__Available data__:

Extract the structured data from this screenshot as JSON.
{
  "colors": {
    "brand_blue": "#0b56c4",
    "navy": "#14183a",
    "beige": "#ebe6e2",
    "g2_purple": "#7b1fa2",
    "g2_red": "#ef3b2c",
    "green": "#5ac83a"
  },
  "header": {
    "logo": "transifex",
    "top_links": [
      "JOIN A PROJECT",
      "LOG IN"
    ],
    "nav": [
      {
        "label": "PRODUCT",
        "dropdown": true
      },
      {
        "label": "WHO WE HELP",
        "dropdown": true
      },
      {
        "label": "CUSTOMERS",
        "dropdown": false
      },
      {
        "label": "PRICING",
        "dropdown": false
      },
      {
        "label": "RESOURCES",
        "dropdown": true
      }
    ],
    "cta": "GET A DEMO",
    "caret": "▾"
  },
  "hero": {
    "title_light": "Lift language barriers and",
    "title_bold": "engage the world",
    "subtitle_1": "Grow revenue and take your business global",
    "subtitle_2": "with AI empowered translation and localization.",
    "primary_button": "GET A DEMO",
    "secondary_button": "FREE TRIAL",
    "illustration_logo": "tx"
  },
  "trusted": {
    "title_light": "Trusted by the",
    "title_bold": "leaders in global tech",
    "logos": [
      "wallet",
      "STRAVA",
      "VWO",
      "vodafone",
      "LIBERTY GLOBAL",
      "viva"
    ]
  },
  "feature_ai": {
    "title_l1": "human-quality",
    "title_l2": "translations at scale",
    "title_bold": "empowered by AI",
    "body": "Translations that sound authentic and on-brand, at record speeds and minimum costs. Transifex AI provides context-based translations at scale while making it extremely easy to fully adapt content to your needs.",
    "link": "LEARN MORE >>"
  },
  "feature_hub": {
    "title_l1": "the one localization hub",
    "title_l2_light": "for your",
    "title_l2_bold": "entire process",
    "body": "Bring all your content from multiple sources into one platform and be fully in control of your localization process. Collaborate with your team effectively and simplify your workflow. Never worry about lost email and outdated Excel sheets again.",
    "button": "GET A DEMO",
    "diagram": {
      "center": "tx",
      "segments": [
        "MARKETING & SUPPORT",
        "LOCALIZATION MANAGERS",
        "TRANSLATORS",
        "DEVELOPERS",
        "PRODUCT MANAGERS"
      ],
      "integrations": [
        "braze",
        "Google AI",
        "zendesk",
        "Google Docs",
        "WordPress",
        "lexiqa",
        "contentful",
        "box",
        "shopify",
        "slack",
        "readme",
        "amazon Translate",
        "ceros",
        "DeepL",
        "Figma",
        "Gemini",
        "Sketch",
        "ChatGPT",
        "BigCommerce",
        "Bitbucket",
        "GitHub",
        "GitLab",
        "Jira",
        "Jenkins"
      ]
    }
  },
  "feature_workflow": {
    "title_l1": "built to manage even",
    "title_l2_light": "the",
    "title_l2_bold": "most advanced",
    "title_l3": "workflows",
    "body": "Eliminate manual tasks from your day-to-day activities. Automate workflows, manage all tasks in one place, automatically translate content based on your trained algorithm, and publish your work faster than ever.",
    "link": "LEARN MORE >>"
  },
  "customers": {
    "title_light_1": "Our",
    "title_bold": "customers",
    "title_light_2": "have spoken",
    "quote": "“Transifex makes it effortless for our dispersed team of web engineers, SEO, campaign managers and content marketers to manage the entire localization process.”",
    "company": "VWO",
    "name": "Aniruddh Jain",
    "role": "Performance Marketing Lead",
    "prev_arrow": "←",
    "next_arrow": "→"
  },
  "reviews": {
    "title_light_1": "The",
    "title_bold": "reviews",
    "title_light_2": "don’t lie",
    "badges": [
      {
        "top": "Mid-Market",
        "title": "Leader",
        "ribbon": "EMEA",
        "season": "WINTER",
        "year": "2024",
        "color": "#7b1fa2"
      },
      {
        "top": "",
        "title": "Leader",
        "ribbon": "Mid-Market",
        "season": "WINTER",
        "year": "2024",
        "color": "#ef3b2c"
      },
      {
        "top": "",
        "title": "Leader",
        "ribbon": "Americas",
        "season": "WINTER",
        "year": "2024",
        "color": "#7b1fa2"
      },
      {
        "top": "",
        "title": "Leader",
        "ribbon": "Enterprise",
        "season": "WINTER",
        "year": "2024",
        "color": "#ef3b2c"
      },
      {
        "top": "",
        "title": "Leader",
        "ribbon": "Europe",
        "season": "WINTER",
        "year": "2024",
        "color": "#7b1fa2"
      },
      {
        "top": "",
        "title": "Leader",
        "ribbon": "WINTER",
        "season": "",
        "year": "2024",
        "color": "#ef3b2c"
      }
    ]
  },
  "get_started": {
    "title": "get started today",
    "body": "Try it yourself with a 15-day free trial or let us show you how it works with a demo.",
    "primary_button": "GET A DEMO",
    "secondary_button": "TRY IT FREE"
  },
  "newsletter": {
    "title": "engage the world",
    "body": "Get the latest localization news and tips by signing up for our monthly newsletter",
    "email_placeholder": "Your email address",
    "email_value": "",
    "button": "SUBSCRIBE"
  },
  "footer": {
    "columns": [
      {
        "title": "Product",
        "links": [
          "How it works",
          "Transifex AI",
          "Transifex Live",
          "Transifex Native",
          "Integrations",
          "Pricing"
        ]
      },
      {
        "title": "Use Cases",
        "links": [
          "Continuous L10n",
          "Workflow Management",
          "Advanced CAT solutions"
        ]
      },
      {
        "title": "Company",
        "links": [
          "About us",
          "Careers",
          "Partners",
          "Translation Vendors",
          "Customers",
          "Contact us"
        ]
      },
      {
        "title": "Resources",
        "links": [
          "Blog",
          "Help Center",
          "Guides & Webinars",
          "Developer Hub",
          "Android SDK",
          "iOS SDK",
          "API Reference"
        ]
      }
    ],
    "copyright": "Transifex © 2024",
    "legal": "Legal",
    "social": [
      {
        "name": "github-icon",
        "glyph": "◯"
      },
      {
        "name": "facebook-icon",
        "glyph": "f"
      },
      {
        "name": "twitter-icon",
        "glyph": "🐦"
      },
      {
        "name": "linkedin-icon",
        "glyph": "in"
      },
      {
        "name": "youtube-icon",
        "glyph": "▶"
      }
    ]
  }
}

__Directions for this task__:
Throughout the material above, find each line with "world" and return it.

__Response area__:
    "title_bold": "engage the world",
    "title": "engage the world",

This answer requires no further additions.